(Andrice Arp / Marc Bell / Elijah J. Brubaker / Shawn Cheng / Chris C. Cilla / Michael DeForge / Kim Deitch / J. T. Dockery / Theo Ellsworth / Austin English / Eamon Espey / Robert Goodin / Julia Gfrörer / Levon Jihanian / Juliacks / Kaz / David King / Tom Neely / Anders Nilsen / Scot Nobles / Jason Overby / John Porcellino / Jesse Reklaw / Tim Root / Zak Sally / Gabby Schulz / Josh Simmons / Ryan Standfest / Kaz Strzepek / Matthew Thurber / Noah Van Sciver / Dylan Williams / Chris Wright)
The gag comic relies on the reader to connect a single cartoon and the words around it in a manner in which the absurdity of the situation provokes laughter. According to the Library of Congress: “They cover a wide range of humorous situations through an arsenal of approaches that include underscoring social discomfort over relations with members of the opposite sex, poking fun at awkward family moments, providing an outlet for laughing at social inhibitions, or conveying the perceptive and sharp observations of children.”
You've been surrounded by these things all your life, from Bil and Jeff Keane's The Family Circus in the daily newspaper to the subtle corner placements in the pages of Playboy and Esquire. These are often filler comics – quick chuckles to displace your attention from more ponderous work.
But there can be something subversive about these things.
Imagine if you will, that one bright and sunny day, Robert Mankoff, the current cartoon editor for The New Yorker, had, for a number or various and sordid reasons, a complete psychotic break. Imagine that this break allowed Mankoff to envision the world and his place in it in a completely alien way which them pushed him to approach his job as editor in a new light, where the gag comics he chose for inclusion in this storied magazine reflected his new understandings of life, humor and art. What comics would he choose? May I posit the idea that they would be almost entirely made up of the gags found in Tom Neely's curated 2010 collection Bound and Gagged from I Will Destroy You Press.
The solicitation for Bound and Gagged reads: “What happens when you ask a bunch of cartoonists, artists, and assorted weirdos to do one panel gag comics?”
The answer appears to be something along the lines of, “You break the brains of your audience.” But it will break them in the most delicious and wonderful way.

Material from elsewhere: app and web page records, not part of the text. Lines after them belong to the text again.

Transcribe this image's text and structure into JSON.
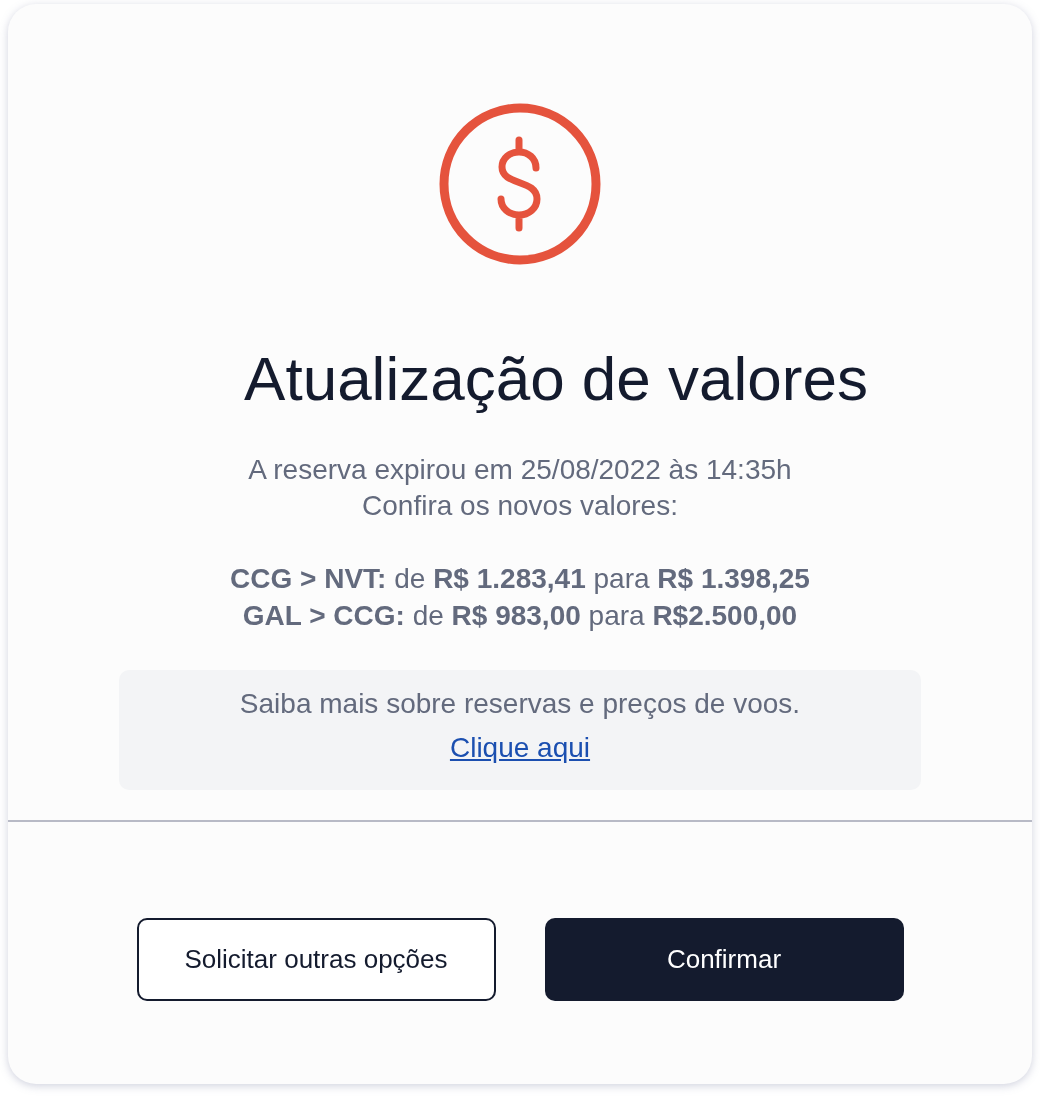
{
  "dialog": {
    "title": "Atualização de valores",
    "message_lines": [
      "A reserva expirou em 25/08/2022 às 14:35h",
      "Confira os novos valores:"
    ],
    "price_changes": [
      "**CCG > NVT:** de **R$ 1.283,41** para **R$ 1.398,25**",
      "**GAL > CCG:** de **R$ 983,00** para **R$2.500,00**"
    ],
    "info": {
      "text": "Saiba mais sobre reservas e preços de voos.",
      "link": "Clique aqui"
    },
    "buttons": [
      {
        "label": "Solicitar outras opções",
        "kind": "secondary"
      },
      {
        "label": "Confirmar",
        "kind": "primary"
      }
    ]
  }
}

The gag comic is usually the middle of a larger story. It eschews the beginning (the who, what, when, and why), as much as doing away with the ending or denouement of the action. The gag comic lives in the meat of the moment, and, by doing so, counts on the reader's prior knowledge to make sense of the situation.
For the gags found in Bound and Gagged, the middle is a weird place to be. Most of these comics take occur in some sort of odd liminal space that places you off-kilter and grasping for meaning. It is this juxtaposition between the expected and the unknown that make these gags something other than just a handful of cheap laughs. By disassociating us from our comfort with form and assumption, we stretch our sense-making to grasp either something seemingly profound or visceral.
That's not to say these comics aren't funny. Many, if not most, are hilarious. But the creative force of the artists here (including many well-known names in the small press comics community) lead us to question what it is, exactly, we are laughing at. It is not the absurdity or the commentary, for the most part, that leads to the giggles. It is something weirder and wilder, our discomfort or our unease at the places with which we are confronted.
Here we are, quick and unfettered, cast adrift for a moment and flailing our arms. What we connect with is context – these are supposed to be gags, after all – and so we laugh, sometimes harder than we should. Sometimes maniacally or unnervingly.
And that may just be the most important thing we have ever done.